» **To do**
Scan the entries below for the word "Click". Copy out every line in which it occurs.
++++ Data for the task
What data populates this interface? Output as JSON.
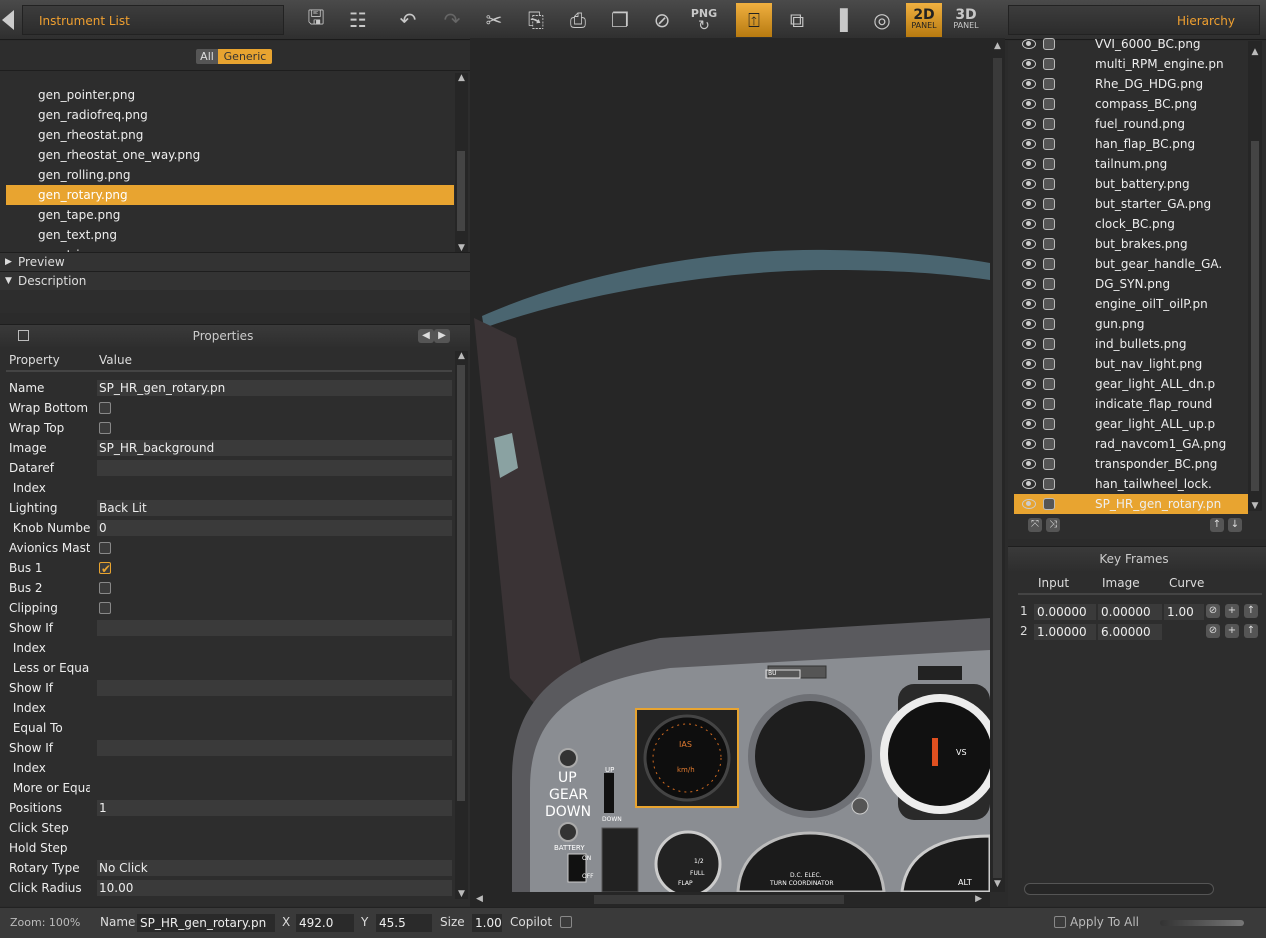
{
  "topbar": {
    "left_tab": "Instrument List",
    "right_tab": "Hierarchy",
    "png_label": "PNG",
    "panel_2d": "2D",
    "panel_3d": "3D",
    "panel_word": "PANEL"
  },
  "instrument_list": {
    "filter_all": "All",
    "filter_generic": "Generic",
    "items": [
      "gen_pointer.png",
      "gen_radiofreq.png",
      "gen_rheostat.png",
      "gen_rheostat_one_way.png",
      "gen_rolling.png",
      "gen_rotary.png",
      "gen_tape.png",
      "gen_text.png",
      "gen_trigger.png"
    ],
    "selected_index": 5,
    "preview_label": "Preview",
    "description_label": "Description"
  },
  "properties": {
    "title": "Properties",
    "col_property": "Property",
    "col_value": "Value",
    "rows": [
      {
        "name": "Name",
        "value": "SP_HR_gen_rotary.pn",
        "kind": "field"
      },
      {
        "name": "Wrap Bottom",
        "kind": "check",
        "checked": false
      },
      {
        "name": "Wrap Top",
        "kind": "check",
        "checked": false
      },
      {
        "name": "Image",
        "value": "SP_HR_background",
        "kind": "field"
      },
      {
        "name": "Dataref",
        "value": "",
        "kind": "field"
      },
      {
        "name": " Index",
        "kind": "none"
      },
      {
        "name": "Lighting",
        "value": "Back Lit",
        "kind": "field"
      },
      {
        "name": " Knob Number",
        "value": "0",
        "kind": "field"
      },
      {
        "name": "Avionics Master",
        "kind": "check",
        "checked": false
      },
      {
        "name": "Bus 1",
        "kind": "check",
        "checked": true
      },
      {
        "name": "Bus 2",
        "kind": "check",
        "checked": false
      },
      {
        "name": "Clipping",
        "kind": "check",
        "checked": false
      },
      {
        "name": "Show If",
        "value": "",
        "kind": "field"
      },
      {
        "name": " Index",
        "kind": "none"
      },
      {
        "name": " Less or Equal...",
        "kind": "none"
      },
      {
        "name": "Show If",
        "value": "",
        "kind": "field"
      },
      {
        "name": " Index",
        "kind": "none"
      },
      {
        "name": " Equal To",
        "kind": "none"
      },
      {
        "name": "Show If",
        "value": "",
        "kind": "field"
      },
      {
        "name": " Index",
        "kind": "none"
      },
      {
        "name": " More or Equa...",
        "kind": "none"
      },
      {
        "name": "Positions",
        "value": "1",
        "kind": "field"
      },
      {
        "name": "Click Step",
        "kind": "none"
      },
      {
        "name": "Hold Step",
        "kind": "none"
      },
      {
        "name": "Rotary Type",
        "value": "No Click",
        "kind": "field"
      },
      {
        "name": "Click Radius",
        "value": "10.00",
        "kind": "field"
      }
    ]
  },
  "canvas": {
    "gear_up": "UP",
    "gear_word": "GEAR",
    "gear_down": "DOWN",
    "battery": "BATTERY",
    "on": "ON",
    "off": "OFF",
    "flap": "FLAP",
    "full": "FULL",
    "half": "1/2",
    "dc_elec": "D.C. ELEC.",
    "turn_coord": "TURN COORDINATOR",
    "alt": "ALT",
    "vs": "VS",
    "ias": "IAS",
    "kmh": "km/h",
    "up_small": "UP",
    "down_small": "DOWN",
    "bu": "BU"
  },
  "hierarchy": {
    "items": [
      "VVI_6000_BC.png",
      "multi_RPM_engine.pn",
      "Rhe_DG_HDG.png",
      "compass_BC.png",
      "fuel_round.png",
      "han_flap_BC.png",
      "tailnum.png",
      "but_battery.png",
      "but_starter_GA.png",
      "clock_BC.png",
      "but_brakes.png",
      "but_gear_handle_GA.",
      "DG_SYN.png",
      "engine_oilT_oilP.pn",
      "gun.png",
      "ind_bullets.png",
      "but_nav_light.png",
      "gear_light_ALL_dn.p",
      "indicate_flap_round",
      "gear_light_ALL_up.p",
      "rad_navcom1_GA.png",
      "transponder_BC.png",
      "han_tailwheel_lock.",
      "SP_HR_gen_rotary.pn"
    ],
    "selected_index": 23
  },
  "keyframes": {
    "title": "Key Frames",
    "col_input": "Input",
    "col_image": "Image",
    "col_curve": "Curve",
    "rows": [
      {
        "n": "1",
        "input": "0.00000",
        "image": "0.00000",
        "curve": "1.00"
      },
      {
        "n": "2",
        "input": "1.00000",
        "image": "6.00000",
        "curve": ""
      }
    ]
  },
  "status": {
    "zoom": "Zoom: 100%",
    "name_label": "Name",
    "name_value": "SP_HR_gen_rotary.pn",
    "x_label": "X",
    "x_value": "492.0",
    "y_label": "Y",
    "y_value": "45.5",
    "size_label": "Size",
    "size_value": "1.00",
    "copilot_label": "Copilot",
    "apply_all": "Apply To All"
  },
  "colors": {
    "accent": "#e8a430",
    "bg": "#2b2b2b",
    "canvas": "#262626"
  }
}
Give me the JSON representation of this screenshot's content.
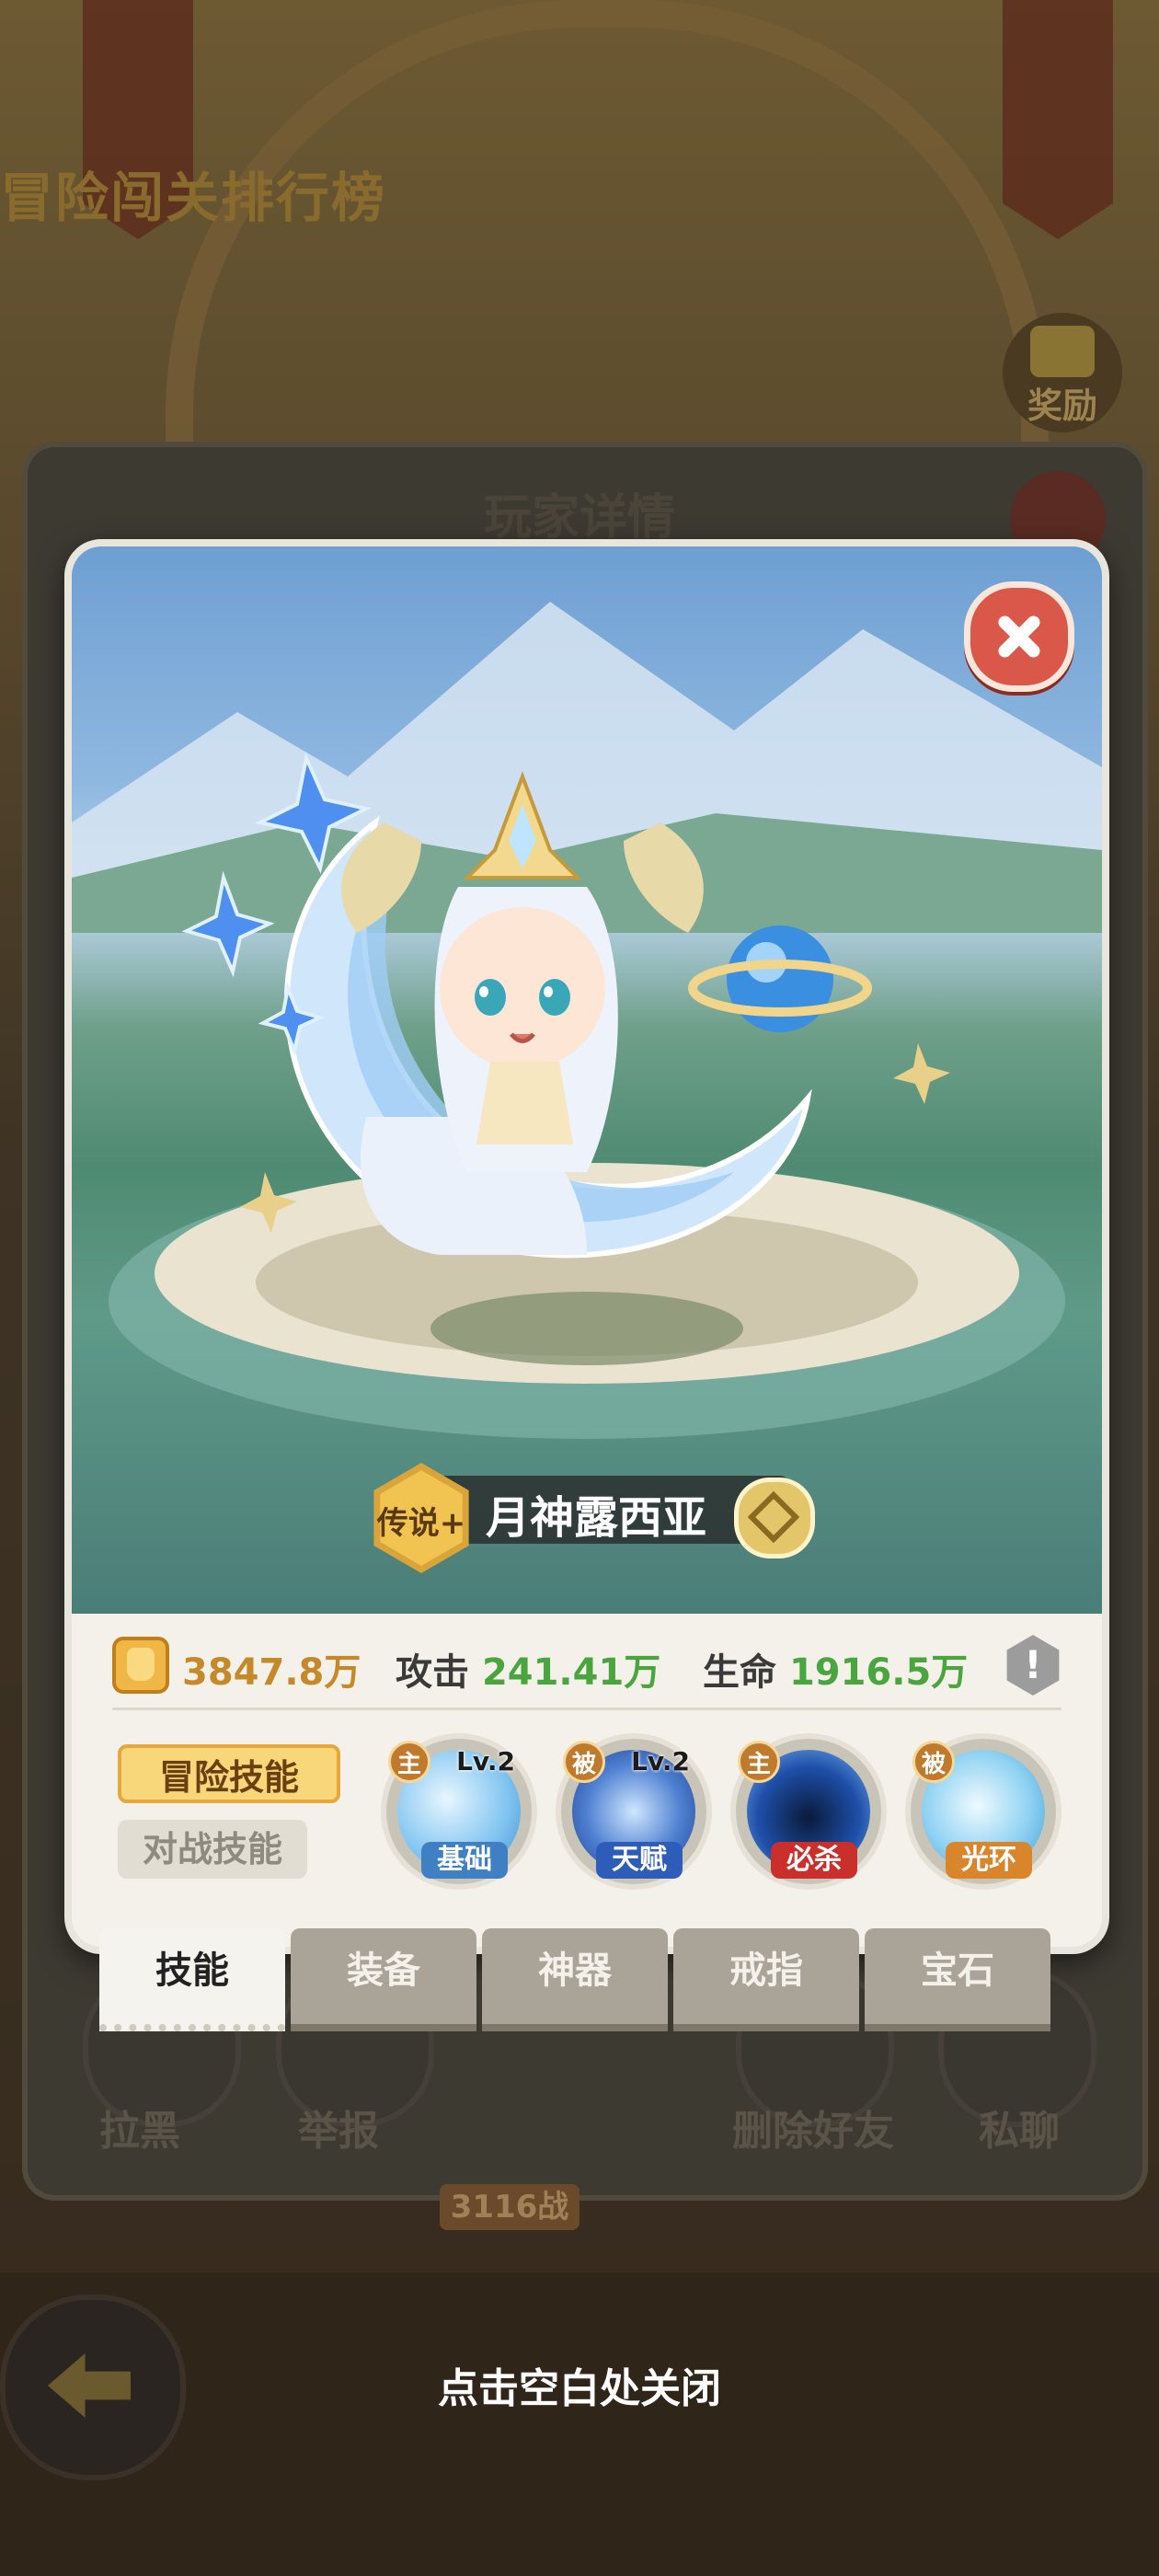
{
  "background": {
    "leaderboard_title": "冒险闯关排行榜",
    "reward_label": "奖励",
    "dialog_title": "玩家详情",
    "actions": [
      "拉黑",
      "举报",
      "删除好友",
      "私聊"
    ],
    "power_chip": "3116战",
    "close_hint": "点击空白处关闭"
  },
  "hero": {
    "rarity": "传说+",
    "name": "月神露西亚",
    "power": "3847.8万",
    "attack_label": "攻击",
    "attack_value": "241.41万",
    "hp_label": "生命",
    "hp_value": "1916.5万",
    "info_glyph": "!"
  },
  "skill_tabs": {
    "active": "冒险技能",
    "inactive": "对战技能"
  },
  "skills": [
    {
      "type": "主",
      "level": "Lv.2",
      "name": "基础"
    },
    {
      "type": "被",
      "level": "Lv.2",
      "name": "天赋"
    },
    {
      "type": "主",
      "level": "",
      "name": "必杀"
    },
    {
      "type": "被",
      "level": "",
      "name": "光环"
    }
  ],
  "tabs": [
    "技能",
    "装备",
    "神器",
    "戒指",
    "宝石"
  ],
  "colors": {
    "accent": "#f7d779",
    "stat_green": "#4aa53e",
    "close_red": "#d9584a"
  }
}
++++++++
» **Task answer**
        "name": "Click Step",
        "value": "No Click",
        "name": "Click Radius",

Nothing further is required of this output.